They needed to be able to monitor temperature, humidity, airflow and security. The customer explained that this was an unmanned station, knowing if anyone has opened the server room door was extremely important.
We spent some time talking about the various environmental conditions and how they can affect the servers. He was surprised how the environmental conditions would effect the station’s performance.
The environmental conditions of the area can change throughout the year. The winters can drop below zero, while the temperature during the summer months is in the 90′s with high humidity. Monitoring for humidity is vital; condensation on a circuit board can kill a machine. Having a humidity monitor in place is absolutely vital.
We then went over the alerting and reporting ability of the probe and how this unmanned station’s IT center would be fully monitored. I also spent some time explaining the SecurityProbe and how it would alert them when someone opened the door. I am looking forward to the installation date. I hope that it is in the summer. I hate snow!
A few weeks ago, I wrote a blog about how I helped a local amusement park solve an overheating problem with Ravica’s sensor probes. Luckily, I schedule follow up calls to make sure that everything is working as planned. I found out that they have another issue that I can help with.
This amusement park has an attached water park with 20 plus rides. The water for all of these rides is supplied from three pumping stations. Each pumping station has a small data center. The pump section of each of these units has all the emergency equipment that you could ask for, but the data center lacked. Read more

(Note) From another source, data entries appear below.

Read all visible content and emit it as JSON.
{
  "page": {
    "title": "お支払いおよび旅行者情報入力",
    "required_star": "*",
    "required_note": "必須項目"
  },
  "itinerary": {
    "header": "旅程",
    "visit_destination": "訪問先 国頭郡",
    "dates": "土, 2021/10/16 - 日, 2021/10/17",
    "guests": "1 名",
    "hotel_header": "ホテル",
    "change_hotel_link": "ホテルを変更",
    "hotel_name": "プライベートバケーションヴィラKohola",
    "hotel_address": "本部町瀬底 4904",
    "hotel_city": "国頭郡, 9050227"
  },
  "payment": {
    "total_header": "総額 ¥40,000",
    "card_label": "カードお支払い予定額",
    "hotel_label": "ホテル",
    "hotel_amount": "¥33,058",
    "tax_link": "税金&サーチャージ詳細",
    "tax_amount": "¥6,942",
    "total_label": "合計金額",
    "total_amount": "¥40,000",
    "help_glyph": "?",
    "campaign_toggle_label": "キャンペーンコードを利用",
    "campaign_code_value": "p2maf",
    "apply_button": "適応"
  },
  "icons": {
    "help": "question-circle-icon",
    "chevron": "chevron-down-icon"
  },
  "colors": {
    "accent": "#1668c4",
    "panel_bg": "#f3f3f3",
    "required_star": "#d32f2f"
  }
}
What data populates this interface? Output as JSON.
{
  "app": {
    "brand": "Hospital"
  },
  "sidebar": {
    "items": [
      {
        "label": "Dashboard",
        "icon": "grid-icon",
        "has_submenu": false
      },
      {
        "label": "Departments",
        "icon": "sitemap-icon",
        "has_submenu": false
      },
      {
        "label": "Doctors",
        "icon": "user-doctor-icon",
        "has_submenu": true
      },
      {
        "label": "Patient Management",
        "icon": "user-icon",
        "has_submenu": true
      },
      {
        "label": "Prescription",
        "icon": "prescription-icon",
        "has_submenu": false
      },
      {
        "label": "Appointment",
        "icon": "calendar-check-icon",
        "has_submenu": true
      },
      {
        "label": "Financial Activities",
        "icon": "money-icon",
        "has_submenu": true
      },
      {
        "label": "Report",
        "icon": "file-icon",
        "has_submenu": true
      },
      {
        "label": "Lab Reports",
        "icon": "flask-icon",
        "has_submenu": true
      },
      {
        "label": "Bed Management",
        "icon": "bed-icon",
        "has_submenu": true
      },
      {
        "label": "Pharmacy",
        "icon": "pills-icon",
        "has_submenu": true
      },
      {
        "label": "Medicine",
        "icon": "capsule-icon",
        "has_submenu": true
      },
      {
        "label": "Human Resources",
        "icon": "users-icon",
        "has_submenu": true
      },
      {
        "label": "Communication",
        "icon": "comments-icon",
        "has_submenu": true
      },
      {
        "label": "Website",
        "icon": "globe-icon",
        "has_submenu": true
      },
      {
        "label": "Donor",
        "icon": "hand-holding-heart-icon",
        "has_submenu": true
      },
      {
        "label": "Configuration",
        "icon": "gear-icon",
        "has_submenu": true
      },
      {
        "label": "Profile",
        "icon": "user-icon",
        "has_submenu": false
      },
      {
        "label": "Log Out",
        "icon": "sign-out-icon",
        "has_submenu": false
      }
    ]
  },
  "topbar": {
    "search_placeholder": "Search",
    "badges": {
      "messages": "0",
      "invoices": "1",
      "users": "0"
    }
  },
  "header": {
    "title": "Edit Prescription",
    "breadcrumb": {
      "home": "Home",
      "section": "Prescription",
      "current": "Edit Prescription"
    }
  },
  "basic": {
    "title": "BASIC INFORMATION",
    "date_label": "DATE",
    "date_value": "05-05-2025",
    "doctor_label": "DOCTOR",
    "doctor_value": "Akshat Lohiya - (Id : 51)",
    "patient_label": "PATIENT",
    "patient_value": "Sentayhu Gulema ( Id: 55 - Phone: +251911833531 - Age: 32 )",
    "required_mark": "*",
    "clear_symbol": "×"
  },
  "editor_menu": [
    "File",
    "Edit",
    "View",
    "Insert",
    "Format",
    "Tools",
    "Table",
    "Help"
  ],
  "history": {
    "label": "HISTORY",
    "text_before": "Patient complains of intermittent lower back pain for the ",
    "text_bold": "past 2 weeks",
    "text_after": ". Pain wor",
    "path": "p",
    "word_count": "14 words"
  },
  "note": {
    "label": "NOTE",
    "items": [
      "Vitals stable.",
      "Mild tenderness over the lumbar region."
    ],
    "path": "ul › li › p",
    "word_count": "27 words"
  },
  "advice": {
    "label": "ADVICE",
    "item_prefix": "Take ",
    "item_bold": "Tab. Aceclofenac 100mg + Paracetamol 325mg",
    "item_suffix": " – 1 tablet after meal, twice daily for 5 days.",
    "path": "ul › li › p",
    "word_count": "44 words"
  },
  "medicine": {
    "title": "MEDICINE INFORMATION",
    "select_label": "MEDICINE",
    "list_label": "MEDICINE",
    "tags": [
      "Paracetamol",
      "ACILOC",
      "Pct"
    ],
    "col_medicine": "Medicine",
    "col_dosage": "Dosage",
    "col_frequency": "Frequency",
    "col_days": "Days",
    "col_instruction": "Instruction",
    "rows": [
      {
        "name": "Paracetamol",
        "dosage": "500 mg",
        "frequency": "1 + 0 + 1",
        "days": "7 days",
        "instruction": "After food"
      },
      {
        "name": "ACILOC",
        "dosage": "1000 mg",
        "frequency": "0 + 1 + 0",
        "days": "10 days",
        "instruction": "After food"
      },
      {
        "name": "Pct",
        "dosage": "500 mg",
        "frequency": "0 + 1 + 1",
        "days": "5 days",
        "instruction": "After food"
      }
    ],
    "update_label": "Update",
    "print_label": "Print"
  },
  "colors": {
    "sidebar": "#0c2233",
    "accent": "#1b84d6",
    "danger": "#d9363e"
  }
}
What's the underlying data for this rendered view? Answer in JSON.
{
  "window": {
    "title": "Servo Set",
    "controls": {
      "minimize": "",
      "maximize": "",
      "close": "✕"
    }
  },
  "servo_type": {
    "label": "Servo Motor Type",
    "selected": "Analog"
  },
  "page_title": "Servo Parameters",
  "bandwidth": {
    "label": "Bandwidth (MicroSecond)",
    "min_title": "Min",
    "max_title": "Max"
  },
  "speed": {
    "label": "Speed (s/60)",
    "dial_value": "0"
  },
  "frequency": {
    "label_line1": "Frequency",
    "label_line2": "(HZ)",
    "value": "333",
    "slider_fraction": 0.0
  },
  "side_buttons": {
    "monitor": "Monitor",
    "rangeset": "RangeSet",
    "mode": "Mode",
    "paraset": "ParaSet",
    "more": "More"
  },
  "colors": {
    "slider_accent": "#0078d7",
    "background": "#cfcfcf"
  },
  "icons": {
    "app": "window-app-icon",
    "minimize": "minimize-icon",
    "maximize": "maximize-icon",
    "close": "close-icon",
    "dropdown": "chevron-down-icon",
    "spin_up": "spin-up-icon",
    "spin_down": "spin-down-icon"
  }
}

I just found an entry on Slashdot about a deal between IBM & Carrier to create and market a web enabled air conditioner. Apparently you are able to gain complete control of the unit via the simple web interface. Being a geek, this intrigued me. What about everyone else who cannot obtain one of these units?
Being able to log in and monitor the environment is something you can do with the Ravica line of SensorProbes. I would suggest getting one of the temperature and humidity probes to start with. From my research, high humidity plays a big role in the cost and operation of your air conditioning units. Being able to trend and be alerted during these times can be beneficial.
Next, I would use the airflow probe to tell me when the AC unit is on. I know, it is an odd way to detect the air conditioners state, but trust me, it’s logical. You can use an airflow sensor on any type of unit. Like the one in the above picture or built-in industrial type. With an airflow sensor, you are not limited to testing current flow or temperature.
Last, but not least, I would use the Sensor Controlled Relay to be able to turn off the unit when the temperature is optimized.
So the good news is that you can implement Ravica’s environmental probes in various ways to help monitor your environment. What’s even better is that this technology is available to every one.
I just read this post on Slashdot:
“Mount Wilson is in danger from the Station fire burning near L.A. Their servers have gone offline, but there’s a temporary mirror cam. It doesn’t look good. Picture twenty-four on the L.A. Times photo gallery shows the observatory from the air. If anyone has any inside news on the condition of the facility, I’m sure there are lots of people on Slashdot that would love to hear it.It got me wondering about what type of SensorProbes they have.
Most companies will never see this size of fire, but even a tiny fire can put a server room out of commission. That is why it is so important to use sensor probe technology to monitor our environment and alert us when something is wrong.
Let’s use the fire in California to remind us to check our home and office fire detection systems.
My prayers go out to all of the fire fighters, the people who have lost their homes and the people who have lost their lives.